#### YOUR INSTRUCTIONS
Your reply should be only the number of lines in the records that contain the word "title".

(Excerpts from an interface dataset)
-----

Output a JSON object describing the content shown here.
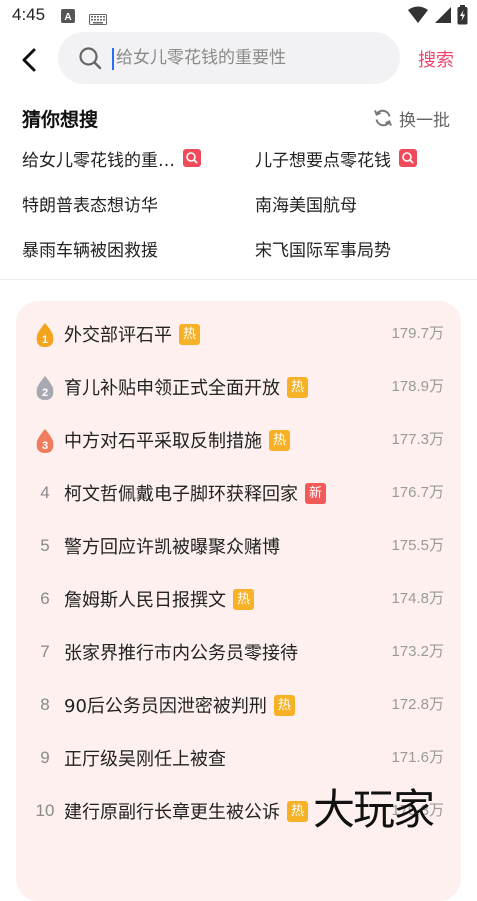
{
  "status_bar": {
    "time": "4:45"
  },
  "search": {
    "placeholder": "给女儿零花钱的重要性",
    "button_label": "搜索"
  },
  "guess": {
    "title": "猜你想搜",
    "refresh_label": "换一批",
    "items": [
      {
        "label": "给女儿零花钱的重…",
        "tag": true
      },
      {
        "label": "儿子想要点零花钱",
        "tag": true
      },
      {
        "label": "特朗普表态想访华",
        "tag": false
      },
      {
        "label": "南海美国航母",
        "tag": false
      },
      {
        "label": "暴雨车辆被困救援",
        "tag": false
      },
      {
        "label": "宋飞国际军事局势",
        "tag": false
      }
    ]
  },
  "hot_list": {
    "items": [
      {
        "rank": "1",
        "title": "外交部评石平",
        "badge": "热",
        "badge_type": "hot",
        "count": "179.7万"
      },
      {
        "rank": "2",
        "title": "育儿补贴申领正式全面开放",
        "badge": "热",
        "badge_type": "hot",
        "count": "178.9万"
      },
      {
        "rank": "3",
        "title": "中方对石平采取反制措施",
        "badge": "热",
        "badge_type": "hot",
        "count": "177.3万"
      },
      {
        "rank": "4",
        "title": "柯文哲佩戴电子脚环获释回家",
        "badge": "新",
        "badge_type": "new",
        "count": "176.7万"
      },
      {
        "rank": "5",
        "title": "警方回应许凯被曝聚众赌博",
        "badge": "",
        "badge_type": "",
        "count": "175.5万"
      },
      {
        "rank": "6",
        "title": "詹姆斯人民日报撰文",
        "badge": "热",
        "badge_type": "hot",
        "count": "174.8万"
      },
      {
        "rank": "7",
        "title": "张家界推行市内公务员零接待",
        "badge": "",
        "badge_type": "",
        "count": "173.2万"
      },
      {
        "rank": "8",
        "title": "90后公务员因泄密被判刑",
        "badge": "热",
        "badge_type": "hot",
        "count": "172.8万"
      },
      {
        "rank": "9",
        "title": "正厅级吴刚任上被查",
        "badge": "",
        "badge_type": "",
        "count": "171.6万"
      },
      {
        "rank": "10",
        "title": "建行原副行长章更生被公诉",
        "badge": "热",
        "badge_type": "hot",
        "count": "170.3万"
      }
    ]
  },
  "watermark": "大玩家",
  "colors": {
    "accent": "#f0446f",
    "hot_badge": "#f6b126",
    "new_badge": "#f25a5a",
    "search_tag": "#f14b5b",
    "card_bg": "#fdf0ee",
    "gold": "#f3a31d",
    "silver": "#a7a9b0",
    "bronze": "#ef7d5d"
  }
}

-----

#### RESPONSE AREA
11